Written by Editor-in-Chief Jodi Jacobson for RH Reality Check. This diary is cross-posted; commenters wishing to engage directly with the author should do so at the original post.
At a certain point, trying to have a conversation with fundamentalist anti-choicers about what is and is not a contraceptive and what is and is not an abortifacient is like trying to talk to an obstinate two-year-old. There isn’t much room or apparent capacity for reasoning.
People can believe whatever they want and I will fight to the death to defend their freedom to misinformation. But when it comes to politics, policy, and the effects of ideological beliefs on the health and lives of all the rest of us, I draw a line.
And so should the media.
In the GOP-Tea Party debate Monday night, co-hosted by CNN, Michele Bachmann repeated the falsehood once again that emergency contraception, also known as the “morning after pill,” causes abortion and that by including contraceptives under health reform without a co-pay, the Obama Administration was forcing people to pay for abortion.
What the Obama Administration did was to include contraception under health reform without a co-pay, because it is an essential form of primary preventive care for women and because among other things, the use of contraception to space and limit births also contributes to dramatic improvements of infant and child health in planned pregnancies.
And what the morning after pill does not do is to cause abortion, because it prevents pregnancy and by definition you can’t have an abortion if you are not pregnant.
The American College of Obstetricians and Gynecologists, the Food and Drug Administration, and the World Health Organization among other medical bodies define pregnancy as beginning when a fertilized egg successfully implants in the uterine lining.

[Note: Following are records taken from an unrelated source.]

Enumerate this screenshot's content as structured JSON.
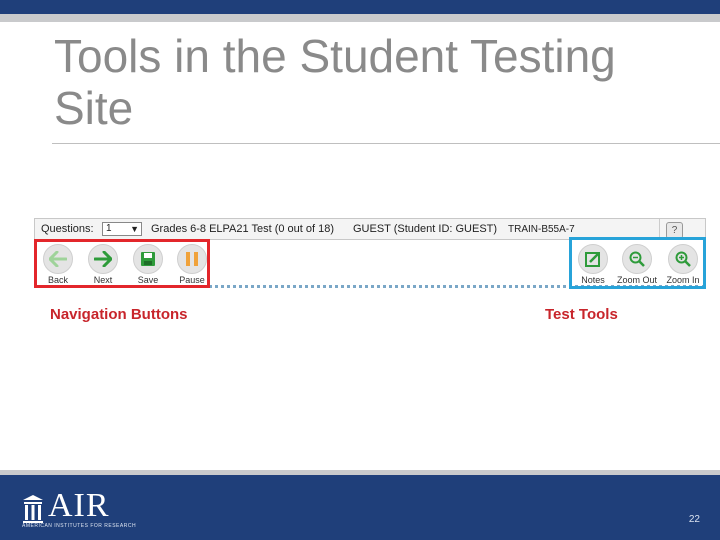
{
  "slide": {
    "title": "Tools in the Student Testing Site",
    "page_number": "22"
  },
  "screenshot": {
    "questions_label": "Questions:",
    "question_select_value": "1",
    "test_title": "Grades 6-8 ELPA21 Test (0 out of 18)",
    "student": "GUEST (Student ID: GUEST)",
    "session": "TRAIN-B55A-7",
    "help_label": "?",
    "nav_buttons": [
      {
        "label": "Back",
        "icon": "back-arrow-icon",
        "color": "#9fd39a"
      },
      {
        "label": "Next",
        "icon": "next-arrow-icon",
        "color": "#2e9b3a"
      },
      {
        "label": "Save",
        "icon": "save-icon",
        "color": "#2e9b3a"
      },
      {
        "label": "Pause",
        "icon": "pause-icon",
        "color": "#f0a23a"
      }
    ],
    "test_tools": [
      {
        "label": "Notes",
        "icon": "notes-icon",
        "color": "#2e9b3a"
      },
      {
        "label": "Zoom Out",
        "icon": "zoom-out-icon",
        "color": "#2e9b3a"
      },
      {
        "label": "Zoom In",
        "icon": "zoom-in-icon",
        "color": "#2e9b3a"
      }
    ]
  },
  "captions": {
    "navigation": "Navigation Buttons",
    "tools": "Test Tools"
  },
  "footer": {
    "logo_text": "AIR",
    "logo_subtitle": "AMERICAN INSTITUTES FOR RESEARCH"
  },
  "colors": {
    "header_blue": "#1f3f7a",
    "nav_frame": "#e3262b",
    "tools_frame": "#27a3d9",
    "caption_red": "#c8252b"
  }
}
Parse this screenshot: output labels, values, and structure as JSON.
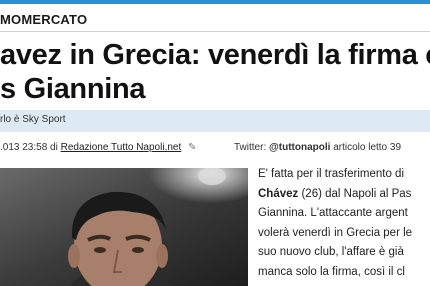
{
  "article": {
    "section": "MOMERCATO",
    "headline_line1": "avez in Grecia: venerdì la firma c",
    "headline_line2": "s Giannina",
    "subtitle": "rlo è Sky Sport",
    "meta": {
      "date": ".013 23:58 di",
      "author": "Redazione Tutto Napoli.net",
      "twitter_label": "Twitter:",
      "twitter_handle": "@tuttonapoli",
      "views": "articolo letto 39"
    },
    "body": {
      "line1": "E' fatta per il trasferimento di",
      "line2_bold": "Chávez",
      "line2_rest": " (26) dal Napoli al Pas",
      "line3": "Giannina. L'attaccante argent",
      "line4": "volerà venerdì in Grecia per le",
      "line5": "suo nuovo club, l'affare è già",
      "line6": "manca solo la firma, così il cl"
    }
  },
  "colors": {
    "topbar": "#2b8fd6",
    "subbar": "#dde9f3"
  },
  "icons": {
    "edit": "pencil-icon"
  }
}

Implantation leads to the production of human chorionic gonadotrophin (hCG), which then inhibits maturation of additional eggs by the ovaries. Successful implantation and the presence of hCG, which in fact can’t even be easily detected for some weeks after implantation, signals the establishment of a pregnancy.
“The definition [of the beginning of pregnancy] is critical to distinguishing between a contraceptive that prevents pregnancy and an abortifacient that terminates it,” writes Rachel Benson Gold of the Guttmacher Institute.
“[O]n the… question of when a woman is considered pregnant, the medical community has long been clear: Pregnancy is established when a fertilized egg has been implanted in the wall of a woman’s uterus. And on this point, federal policy has long been both consistent and in accord with the scientists: Drugs and devices that act before implantation prevent, rather than terminate, pregnancy.”
According to a website dedicated to emergency contraception co-hosted by Princeton University and the Association of Reproductive Health Professionals, “The way emergency contraceptive pills work depends on where you are in your monthly cycle when you take them. EC works primarily, or perhaps exclusively, by delaying or inhibiting ovulation (release of your egg). It is possible that EC may affect the movement of egg or sperm (making them less likely to meet), interfere with the fertilization process, or prevent implantation of a fertilized egg.” (See also this ACOG fact sheet.)
Emergency contraception therefore prevents pregnancy.
I realize that anti-choice fundamentalists have declared of their own accord that a woman is pregnant the minute a sperm penetrates the wall of an ovum–indeed going further they equate a fertilized egg with a person–but this is not either the accepted medical definition nor is it the the way most people even think about pregnancy. But since their agenda is to re-define all contraceptive methods as abortifacients (the “personhood” movement and United States Conference of Catholic Bishops also claim for example that the pill and the IUD act as abortifacients) and ultimately make contraception illegal or at the least inaccessible, it behooves fundamentalist politicians like Bachmann to keep repeating these lies until they gain traction.
And corporate media it appears, is doing everything it can to help. An otherwise factually-based CNN story today ran with this headline:
“Are health plans forced to cover free ‘abortion pills?’”
And this evening on CNN, according to our colleague Sarah Burris, John King further perpetuated the misinformation by doing a “truth test” on Bachmann with a “truth meter” on her statement that referred to whether the Obama Administration had mandated inclusion of coverage under health reform of the “Morning-After Abortion Pill.” These headlines and the misuse of medical terminology are all part of the broader problem of the obfuscation of medicine and science through which inaccurate media reporting contributes to the increasingly ideological and dangerous attacks on women’s health and rights.
Clearly, Bachmann and other extremist anti-choicers need a truth meter, but it would be helpful if both the media claiming to check the facts and the “truth-o-meter” itself were held to a higher standard of accuracy.